Glasgow fire: Building 'part of the fabric of the city'
Glaswegians are coming to terms with the fact that one of their most famous buildings has, once again, been ravaged by a fire.
Glasgow MP Alison Thewliss said she was "devastated" adding the Glasgow School of Art was "part of the fabric of the city".
University researcher Maria Papanatsiou, who lives round the corner from the building, spoke of her shock and sadness.
Maria has lived in the area since 2013. "I've watched as the restoration went up, and now it's come down," she says.
She was sitting in her living room when, through her window, she saw flames coming from the art school.
"I went down to the street and was there for at least two hours," she said.
Maria was not the only one - others had come to watch, including clubbers who had been evacuated from nearby buildings.
"Everyone was very sad," she says, "One guy was even crying."
Artist Tako Taal was having a drink with friends in the school student union bar when the fire broke out.
"We saw people coming in and out saying there was a small fire," she said.
"You could smell smoke coming in. There were already two firemen on the scene and we were moved away really quickly.
"Everyone was confused and shocked. I've never seen a fire this large before."
"The firefighters were really great," she added.
In the wake of the fire, famous alumni and Glaswegians expressed their heartbreak at the fire and the damage to the Glasgow School of Art.
Comedian and Strictly Come Dancing contestant Susan Calman said: "Thinking of staff, students, alumni and the wonderful emergency services who, as always, fought to save such a treasure. Just awful."
Travis singer Fran Healy said he could not believe the building was on fire again.
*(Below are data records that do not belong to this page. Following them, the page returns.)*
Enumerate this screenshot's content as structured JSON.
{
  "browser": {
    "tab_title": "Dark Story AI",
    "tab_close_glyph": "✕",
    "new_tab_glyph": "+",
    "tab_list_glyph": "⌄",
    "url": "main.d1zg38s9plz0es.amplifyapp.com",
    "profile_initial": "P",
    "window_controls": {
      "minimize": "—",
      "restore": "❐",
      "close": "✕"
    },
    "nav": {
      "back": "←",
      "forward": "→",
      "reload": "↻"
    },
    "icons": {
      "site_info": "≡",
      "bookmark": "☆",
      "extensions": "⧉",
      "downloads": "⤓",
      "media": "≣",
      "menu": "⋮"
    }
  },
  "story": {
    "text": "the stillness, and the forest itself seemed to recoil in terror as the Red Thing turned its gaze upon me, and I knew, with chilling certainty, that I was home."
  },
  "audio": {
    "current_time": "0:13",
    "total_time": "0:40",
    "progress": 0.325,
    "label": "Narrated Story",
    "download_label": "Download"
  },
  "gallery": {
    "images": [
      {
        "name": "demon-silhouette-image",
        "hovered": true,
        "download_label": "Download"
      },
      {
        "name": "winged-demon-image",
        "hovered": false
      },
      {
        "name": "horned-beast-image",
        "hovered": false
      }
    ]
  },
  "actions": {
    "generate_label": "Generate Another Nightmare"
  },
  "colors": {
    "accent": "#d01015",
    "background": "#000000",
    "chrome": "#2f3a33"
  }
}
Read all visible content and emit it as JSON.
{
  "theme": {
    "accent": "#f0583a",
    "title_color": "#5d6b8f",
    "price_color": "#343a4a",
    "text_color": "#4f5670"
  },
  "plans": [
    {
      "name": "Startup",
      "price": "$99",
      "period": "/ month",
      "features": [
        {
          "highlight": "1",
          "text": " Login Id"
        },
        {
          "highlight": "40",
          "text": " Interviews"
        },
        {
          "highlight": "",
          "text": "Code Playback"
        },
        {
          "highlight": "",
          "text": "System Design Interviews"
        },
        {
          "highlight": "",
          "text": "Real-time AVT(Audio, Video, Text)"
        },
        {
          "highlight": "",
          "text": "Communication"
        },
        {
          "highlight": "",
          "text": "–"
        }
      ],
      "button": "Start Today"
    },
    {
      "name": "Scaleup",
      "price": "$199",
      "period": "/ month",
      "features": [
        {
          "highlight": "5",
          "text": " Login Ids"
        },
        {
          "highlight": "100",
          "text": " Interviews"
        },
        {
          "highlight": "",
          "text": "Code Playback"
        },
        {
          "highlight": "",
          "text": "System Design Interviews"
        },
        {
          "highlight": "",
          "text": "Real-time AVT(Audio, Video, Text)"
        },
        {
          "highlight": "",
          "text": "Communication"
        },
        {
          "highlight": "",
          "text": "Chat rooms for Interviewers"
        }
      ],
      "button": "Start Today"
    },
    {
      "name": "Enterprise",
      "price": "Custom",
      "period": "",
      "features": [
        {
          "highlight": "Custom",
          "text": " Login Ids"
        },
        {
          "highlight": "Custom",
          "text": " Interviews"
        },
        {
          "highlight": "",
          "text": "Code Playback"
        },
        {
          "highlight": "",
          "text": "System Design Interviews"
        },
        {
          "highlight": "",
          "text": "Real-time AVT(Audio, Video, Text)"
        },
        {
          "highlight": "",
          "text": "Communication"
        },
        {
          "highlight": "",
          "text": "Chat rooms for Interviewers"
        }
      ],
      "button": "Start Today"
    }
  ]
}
And artist Alison Watt - herself an alumni of the school - said her heart was breaking.
Artist and TV presenter Lachlan Goudie said he was "horrified" by the ravaging of the building describing it as "a terrible bereavement".
"This building was part of Glasgow's soul, a visual expression of Scottish creativity at its peak," he said.
"To see it devastated once was horrendous, to see it assaulted by the flames a second time is gut wrenching."
Louise Rowley studied at the school and was travelling back to the city for the first time since graduating.
During her time there she worked as a tour guide for the building.
"The whole building is overwhelming," she says.
"The hen-run is a beautiful glass room at the back of the building, uniting the east and west wings, somewhere to get inspiration.
"It's so well thought-about and so inspirational."
Ms Thewliss said she was "absolutely devastated" by the news describing the building as "part of the fabric of the city."
"It is something we hold very dear," she added.
She said a lot of skill and talent had gone in to the restoration work. "It's a real blow to see the damage done last night," she said.
She also sent out a plea for any support that could be given.
Mr Mundell said the UK government was "committed to ensuring this iconic building will be restored if it can be".
He said the way Glaswegians felt about the Glasgow School of Art was equivalent to how Londoners felts about Big Ben.
"People feel an association with the building even if they have never crossed its threshold."